essa may ranapiri (Ngāti Raukawa/Tainui/Ngāti Takatāpui/Clan Gunn/Highgate) is a person or some shit / or whatever / they wrote a book of poems called ransack / it’s still in th world / the only time they use they/them pronouns for themselves is in these bios / isn’t that funny / thx goes out to their ancestors / who are as big as everything / just wow / just everything / they will write until they’re dead
Jo-Ella Sarich is a lawyer, writer, and mother to two young girls living in Te Awa Kairangi. Her poems have appeared in a number of print and online publications, including New Statesman, The Lake, Cleaver Magazine, Barzakh Magazine, Quarterday Review, Shoreline of Infinity, takahē magazine, Shot Glass Journal, the New Zealand Poetry Society’s Anthology for 2017 and the Poetry New Zealand Yearbook 2017. Tumblr link, @jsarich_writer.
Tim Saunders farms sheep and beef near Palmerston North. He has had poetry and short stories published in Turbine|Kapohau, takahē, Landfall, Poetry NZ Yearbook and Flash Frontier. He won the 2018 Mindfood Magazine Short Story Competition, and placed third in the 2019 and 2020 National Flash Fiction Day Awards. His book, This Farming Life, was published by Allen & Unwin in August, 2020.
Nicola Thorstensen is a member of Dunedin’s Octagon Poetry Collective, which organises monthly poetry readings. Her work can be found in a number of New Zealand periodicals and journals, including Takahē, Poetry New Zealand and political anthology Manifesto Aotearoa.
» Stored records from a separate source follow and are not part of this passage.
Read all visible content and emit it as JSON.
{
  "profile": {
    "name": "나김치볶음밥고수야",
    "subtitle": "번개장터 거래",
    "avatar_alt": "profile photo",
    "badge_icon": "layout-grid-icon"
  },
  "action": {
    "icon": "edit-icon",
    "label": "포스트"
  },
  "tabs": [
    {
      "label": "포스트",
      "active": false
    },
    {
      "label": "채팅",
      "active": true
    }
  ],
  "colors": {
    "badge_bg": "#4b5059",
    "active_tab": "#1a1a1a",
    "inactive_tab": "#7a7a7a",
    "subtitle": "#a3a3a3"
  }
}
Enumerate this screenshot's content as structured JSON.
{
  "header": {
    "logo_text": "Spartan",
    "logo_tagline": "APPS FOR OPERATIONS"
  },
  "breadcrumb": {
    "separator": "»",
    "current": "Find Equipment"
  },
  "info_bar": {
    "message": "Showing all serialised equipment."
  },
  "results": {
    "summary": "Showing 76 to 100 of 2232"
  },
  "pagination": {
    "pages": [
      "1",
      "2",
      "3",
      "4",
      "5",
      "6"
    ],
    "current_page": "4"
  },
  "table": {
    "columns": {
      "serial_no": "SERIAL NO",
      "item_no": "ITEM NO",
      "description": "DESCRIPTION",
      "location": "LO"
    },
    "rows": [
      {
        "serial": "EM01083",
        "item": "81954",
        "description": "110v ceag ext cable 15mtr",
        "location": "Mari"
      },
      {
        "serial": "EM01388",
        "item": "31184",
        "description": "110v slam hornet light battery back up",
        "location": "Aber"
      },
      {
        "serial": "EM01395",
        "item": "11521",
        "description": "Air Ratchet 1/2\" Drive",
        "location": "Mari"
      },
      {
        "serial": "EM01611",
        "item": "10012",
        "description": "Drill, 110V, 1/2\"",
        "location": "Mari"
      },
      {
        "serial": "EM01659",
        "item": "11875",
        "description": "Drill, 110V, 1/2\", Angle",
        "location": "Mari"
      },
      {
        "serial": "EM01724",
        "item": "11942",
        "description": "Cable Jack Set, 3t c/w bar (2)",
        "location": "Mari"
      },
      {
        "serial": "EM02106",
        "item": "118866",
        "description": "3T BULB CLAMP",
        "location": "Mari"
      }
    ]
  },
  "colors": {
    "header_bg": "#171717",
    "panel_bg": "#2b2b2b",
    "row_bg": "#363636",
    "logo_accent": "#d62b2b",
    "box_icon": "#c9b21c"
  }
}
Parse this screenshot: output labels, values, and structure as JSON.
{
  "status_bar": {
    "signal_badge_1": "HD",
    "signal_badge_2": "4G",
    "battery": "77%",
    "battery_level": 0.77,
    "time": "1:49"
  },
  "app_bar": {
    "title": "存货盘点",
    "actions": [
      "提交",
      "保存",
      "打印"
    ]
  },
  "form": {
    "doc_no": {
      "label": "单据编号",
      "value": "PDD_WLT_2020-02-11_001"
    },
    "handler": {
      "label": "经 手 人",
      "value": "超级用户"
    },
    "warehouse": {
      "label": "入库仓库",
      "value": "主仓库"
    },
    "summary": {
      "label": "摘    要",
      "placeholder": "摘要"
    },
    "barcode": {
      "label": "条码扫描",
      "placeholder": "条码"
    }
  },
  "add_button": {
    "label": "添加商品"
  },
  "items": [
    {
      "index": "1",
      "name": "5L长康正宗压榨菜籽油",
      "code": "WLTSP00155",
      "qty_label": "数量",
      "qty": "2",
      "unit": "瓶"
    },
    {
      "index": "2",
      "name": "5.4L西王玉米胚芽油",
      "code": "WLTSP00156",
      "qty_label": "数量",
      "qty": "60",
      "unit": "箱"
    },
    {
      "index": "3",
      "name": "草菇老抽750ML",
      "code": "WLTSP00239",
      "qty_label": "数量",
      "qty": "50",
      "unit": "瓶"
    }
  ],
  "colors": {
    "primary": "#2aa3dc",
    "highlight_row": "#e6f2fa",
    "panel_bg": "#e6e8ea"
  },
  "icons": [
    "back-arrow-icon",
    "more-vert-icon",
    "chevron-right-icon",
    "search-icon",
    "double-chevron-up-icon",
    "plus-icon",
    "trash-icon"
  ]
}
Adrienne Jansen reads ‘Bread’ from All of Us, poems which tell small stories of migration, co-written with carina gallegos. Published by Landing Press, 2018, and longlisted for the Okham NZ Book Awards 2019. Adrienne is a Wellington writer who writes poetry as well as fiction and non-fiction. She’s also involved with Landing Press, which publishes poetry that many people can enjoy.
This is an audio recording of Hana Pera Aoake reading a poem they wrote called, ‘My heart swings like poi’, which they wrote for Te Rito o te Harakeke, which was a journal they co-edited with essa may ranapiri, Sinead Overbyne and Michelle Rahurahu Scott for Ihumaatao.
They have been very busy with the first issue of Tupuranga which has just launched.
Hana Pera Aoake (Ngaati Raukawa, Ngaati Mahuta, Tainui/Waikato) is an INFP, Gemini heartthrob living on Kai Tahu land in Te wai pounamu. They are a writer, editor and artist in a stupid amount of debt (Liv, Laff, Luv), having completed an MFA in Fine Arts (first class) in 2018 from Massey University. They are a current participant in the Independent study program at the Maumaus des escola artes via a screen and an editor at both Tupuranga journal and Kei te pai press.